As reported by Japan’s Nihon Keizai Shimbun, in a meeting on Nov 2, the Energy Conservation Subcommittee of the Ministry of Economy, Trade and Industry resolved to begin working group discussions with the aim of gaining the ability to remotely turn down privately owned air conditioner/heater units. The goal would be to decrease energy usage during expected power shortages, which the committee feels are a growing concern as Japan attempts to shift towards renewable energy sources such as solar power, where the amount generated can be affected by day-to-day climate, making it difficult to stabilize the amount of total power available. The ministry says that AC unit usage accounts for roughly 30 percent of household electricity consumption in Japan.

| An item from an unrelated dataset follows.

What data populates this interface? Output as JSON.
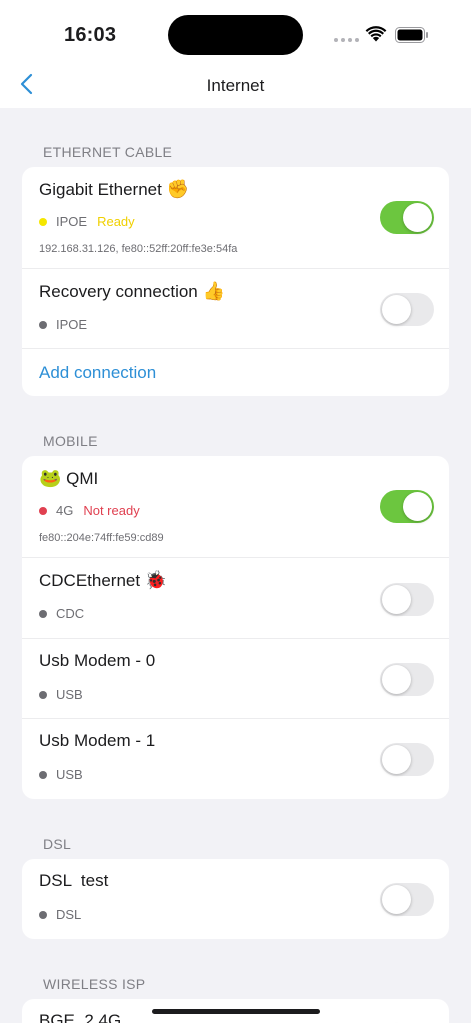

From a technical standpoint, the plan wouldn’t be particularly difficult to implement. Japanese air conditioner units have long had remote controls, so external inputs aren’t a problem, and many models now allow the owner to turn the system on and off or adjust temperature settings through the internet. By asking manufacturers to extend such access to government regulatory organizations, and granting those organizations override functions over other inputs, the plan could easily be put into practice for internet-connected AC units, and water heaters are another home appliance the committee is looking to gain the ability to throttle back. […] According to Nihon Keizai Shimbun, the committee is currently working under the concept that the government would only be able to turn down AC units if their individual owners have agreed, in advance, to grant that authority.